##### Records
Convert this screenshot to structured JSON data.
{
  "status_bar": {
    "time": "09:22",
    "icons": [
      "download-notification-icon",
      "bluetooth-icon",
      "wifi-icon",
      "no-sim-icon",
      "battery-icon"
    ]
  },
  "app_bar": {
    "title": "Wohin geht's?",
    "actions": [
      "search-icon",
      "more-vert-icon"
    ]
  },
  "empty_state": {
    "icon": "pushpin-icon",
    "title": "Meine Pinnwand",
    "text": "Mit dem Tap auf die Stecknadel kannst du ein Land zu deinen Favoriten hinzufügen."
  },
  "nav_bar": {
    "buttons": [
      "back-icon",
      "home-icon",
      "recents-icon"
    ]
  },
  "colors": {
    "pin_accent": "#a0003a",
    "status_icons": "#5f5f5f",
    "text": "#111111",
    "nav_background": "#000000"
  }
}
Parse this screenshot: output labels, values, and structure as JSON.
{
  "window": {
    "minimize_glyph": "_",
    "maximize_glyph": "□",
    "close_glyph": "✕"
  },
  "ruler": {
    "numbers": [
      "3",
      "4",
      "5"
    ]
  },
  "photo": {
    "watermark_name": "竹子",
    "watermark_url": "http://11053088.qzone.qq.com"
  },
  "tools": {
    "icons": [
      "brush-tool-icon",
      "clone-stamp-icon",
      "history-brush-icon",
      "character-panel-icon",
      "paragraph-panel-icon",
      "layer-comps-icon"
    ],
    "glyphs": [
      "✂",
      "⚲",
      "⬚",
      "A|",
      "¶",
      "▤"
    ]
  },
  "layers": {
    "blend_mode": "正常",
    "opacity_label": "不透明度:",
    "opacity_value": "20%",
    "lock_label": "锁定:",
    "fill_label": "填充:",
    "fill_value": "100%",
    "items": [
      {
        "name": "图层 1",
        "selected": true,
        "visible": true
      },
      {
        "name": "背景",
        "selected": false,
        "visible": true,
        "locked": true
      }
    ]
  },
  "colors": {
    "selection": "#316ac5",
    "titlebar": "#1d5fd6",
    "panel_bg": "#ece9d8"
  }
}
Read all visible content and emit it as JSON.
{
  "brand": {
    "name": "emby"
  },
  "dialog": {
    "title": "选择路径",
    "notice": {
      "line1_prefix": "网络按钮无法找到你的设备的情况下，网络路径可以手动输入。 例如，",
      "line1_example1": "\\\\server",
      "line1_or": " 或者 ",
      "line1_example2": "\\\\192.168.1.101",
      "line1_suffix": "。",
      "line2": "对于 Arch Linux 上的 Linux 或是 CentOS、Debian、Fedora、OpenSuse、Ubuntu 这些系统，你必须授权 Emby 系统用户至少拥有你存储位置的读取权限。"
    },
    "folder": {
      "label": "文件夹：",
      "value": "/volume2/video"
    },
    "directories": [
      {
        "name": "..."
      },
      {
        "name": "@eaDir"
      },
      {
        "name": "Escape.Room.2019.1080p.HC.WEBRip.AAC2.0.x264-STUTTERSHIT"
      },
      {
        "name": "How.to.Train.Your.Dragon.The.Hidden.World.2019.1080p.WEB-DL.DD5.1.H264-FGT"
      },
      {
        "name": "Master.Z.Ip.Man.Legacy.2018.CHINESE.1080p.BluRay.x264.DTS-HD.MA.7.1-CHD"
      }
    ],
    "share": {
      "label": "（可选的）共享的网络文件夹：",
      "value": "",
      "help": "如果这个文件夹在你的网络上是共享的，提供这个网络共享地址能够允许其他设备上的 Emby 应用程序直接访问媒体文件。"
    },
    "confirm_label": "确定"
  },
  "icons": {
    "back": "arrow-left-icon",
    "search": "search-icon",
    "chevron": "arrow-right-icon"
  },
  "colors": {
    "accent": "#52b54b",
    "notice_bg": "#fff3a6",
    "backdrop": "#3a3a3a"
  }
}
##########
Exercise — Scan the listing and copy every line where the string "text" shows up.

Answer box —
    "text": "Mit dem Tap auf die Stecknadel kannst du ein Land zu deinen Favoriten hinzufügen."
    "text": "#111111",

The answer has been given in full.